By contrast, officers kept councillors away from pre-application talks on the massive King's Cross development. "We ended up with two enormous tomes to read before a two-day committee meeting on the masterplan and I'm not convinced that any councillor grasped it all fully," Rea admits. "A lot of people came to it cold and it wasted a chance to involve us. Ultimately, it's a decision for individual councillors whether to vote. You may feel pressured but it's up to you."

Nowadays, Rea never votes if she wishes to act as an advocate for or against an application. This led to the controversial rejection of the British Museum extension in July. "I spoke in favour of it but felt that I could not vote because I was the cabinet member for culture and was closely involved in planning the extension. Had I voted, it would have gone through. I simply keep my powder dry if I do want to vote," she explains.

Ricky Bower, an Arun District Council member who sits on the LGA's regeneration and transport board, recalls a case where a councillor got dangerously involved with developers and was warned off by the monitoring officer when this emerged.

"It's an area fraught with danger", he cautions. "Councillors on development control committees and those with any involvement in decisions on local development frameworks must make it very clear that they are considering the matter in the light of all the evidence and that their view can change with that evidence."

The LGA's new advice is welcome but its interpretation could still cause difficulty, Bower predicts. "The problem is the way it is handled by monitoring officers in advising councillors. They interpret it with no consistency at all, either between councils or within them. Some will allow participation in pre-application discussions, others say no. It makes things very confusing."

Even Jones admits: "It is an absolute minefield, no doubt about that. The simple thing would be to say if councillors want to represent their constituents they cannot then vote, but the public don't understand this.
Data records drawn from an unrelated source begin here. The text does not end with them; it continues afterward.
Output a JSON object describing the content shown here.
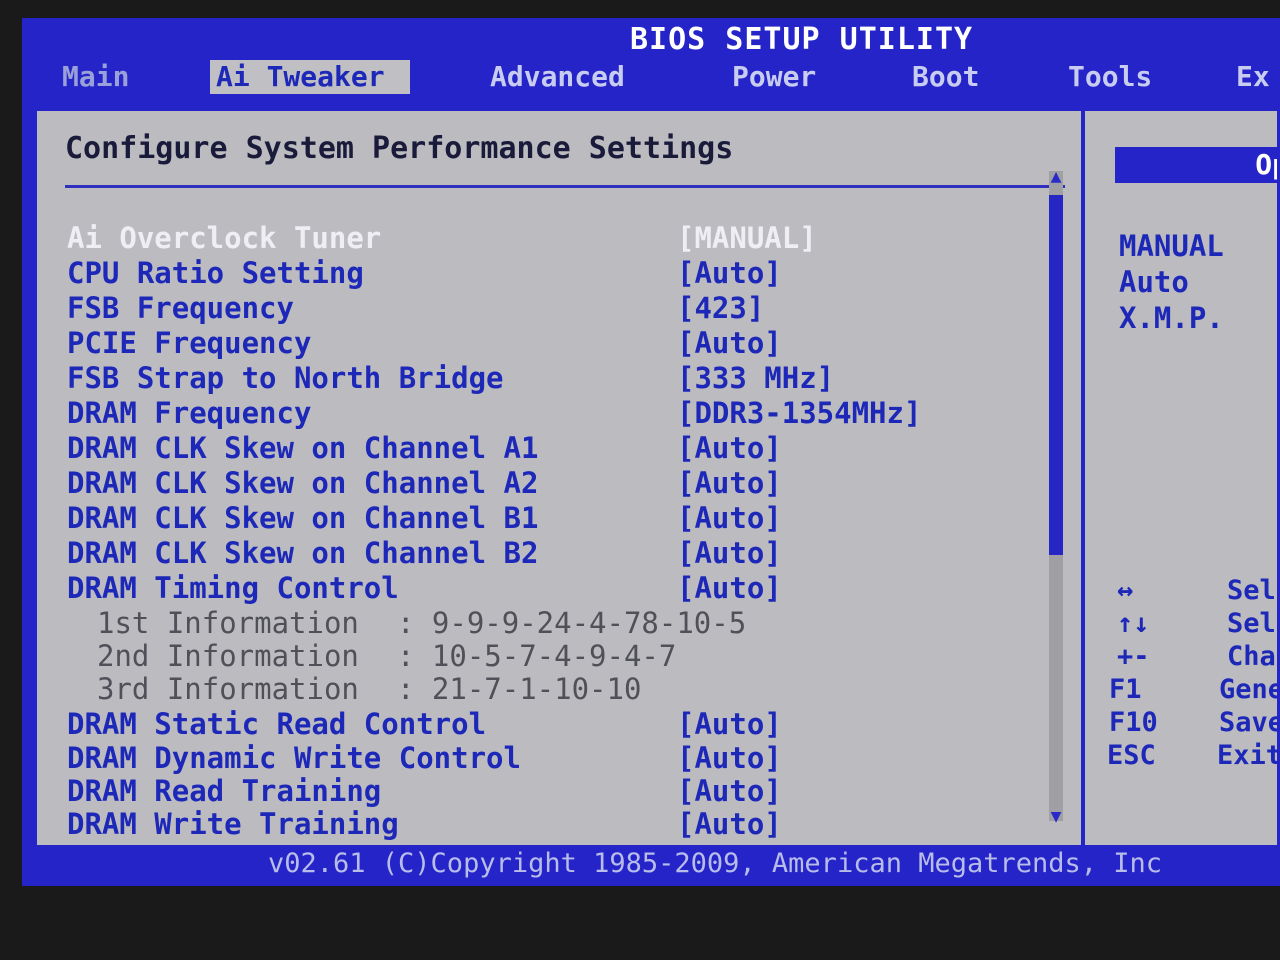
{
  "title": "BIOS SETUP UTILITY",
  "tabs": [
    {
      "label": "Main"
    },
    {
      "label": "Ai Tweaker"
    },
    {
      "label": "Advanced"
    },
    {
      "label": "Power"
    },
    {
      "label": "Boot"
    },
    {
      "label": "Tools"
    },
    {
      "label": "Ex"
    }
  ],
  "active_tab": "Ai Tweaker",
  "main": {
    "heading": "Configure System Performance Settings",
    "settings": [
      {
        "label": "Ai Overclock Tuner",
        "value": "[MANUAL]"
      },
      {
        "label": "CPU Ratio Setting",
        "value": "[Auto]"
      },
      {
        "label": "FSB Frequency",
        "value": "[423]"
      },
      {
        "label": "PCIE Frequency",
        "value": "[Auto]"
      },
      {
        "label": "FSB Strap to North Bridge",
        "value": "[333 MHz]"
      },
      {
        "label": "DRAM Frequency",
        "value": "[DDR3-1354MHz]"
      },
      {
        "label": "DRAM CLK Skew on Channel A1",
        "value": "[Auto]"
      },
      {
        "label": "DRAM CLK Skew on Channel A2",
        "value": "[Auto]"
      },
      {
        "label": "DRAM CLK Skew on Channel B1",
        "value": "[Auto]"
      },
      {
        "label": "DRAM CLK Skew on Channel B2",
        "value": "[Auto]"
      },
      {
        "label": "DRAM Timing Control",
        "value": "[Auto]"
      }
    ],
    "info": [
      {
        "label": "1st Information",
        "value": ": 9-9-9-24-4-78-10-5"
      },
      {
        "label": "2nd Information",
        "value": ": 10-5-7-4-9-4-7"
      },
      {
        "label": "3rd Information",
        "value": ": 21-7-1-10-10"
      }
    ],
    "settings2": [
      {
        "label": "DRAM Static Read Control",
        "value": "[Auto]"
      },
      {
        "label": "DRAM Dynamic Write Control",
        "value": "[Auto]"
      },
      {
        "label": "DRAM Read Training",
        "value": "[Auto]"
      },
      {
        "label": "DRAM Write Training",
        "value": "[Auto]"
      }
    ]
  },
  "help": {
    "header": "Op",
    "options": [
      "MANUAL",
      "Auto",
      "X.M.P."
    ],
    "keys": [
      {
        "key": "↔",
        "desc": "Selec"
      },
      {
        "key": "↑↓",
        "desc": "Selec"
      },
      {
        "key": "+-",
        "desc": "Chang"
      },
      {
        "key": "F1",
        "desc": "Gener"
      },
      {
        "key": "F10",
        "desc": "Save"
      },
      {
        "key": "ESC",
        "desc": "Exit"
      }
    ]
  },
  "footer": "v02.61 (C)Copyright 1985-2009, American Megatrends, Inc",
  "colors": {
    "bios_blue": "#2424c8",
    "panel_grey": "#bcbcc0",
    "text_blue": "#1d28b8",
    "selected_white": "#eeeef4"
  }
}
Canny councillors do both by knowing where the line is drawn. They will say they are minded to vote in a particular way but wait to hear all the arguments before making up their mind. They can make an impassioned speech that represents their constituents as long as they still say they want to hear all the arguments."

District Councils Sounding Board vice-chairman Alan Sherwell complains that the plethora of rules and advice clouds what should be a straightforward issue.

"If one has an interest one should declare it and not take part. If you are saying you would not change your view even after discovering new facts then you should not be on the committee," he says. "The rules on predetermination just bring bureaucratic obscurity to something that ought to be simple."

Councillors are doing their best to chart a course through a confused and contentious area open to different interpretations. The rules on predetermination derive from an evolving body of case law, so it is hard to see how legislation could bring clarity even if ministers wished to try. In the meantime, members seeking to take part in pre-application discussions and represent their constituents continue to walk on a tightrope above a minefield.

Keeping an open mind

- Councillors can hold a view in favour of or against a planning application but they must have an open mind before they can vote at planning committee. - They can express a preliminary view on a project and be elected specifically because of this view.

Predetermination happens when a councillor is closed to arguments relating to an application and votes without taking them into account.

Councillors must not even appear to be in this position. Councillors are entitled to hold and express their own views so long as they are prepared to reconsider their position in the light of all the evidence and arguments presented. They must not give the impression that their minds are closed.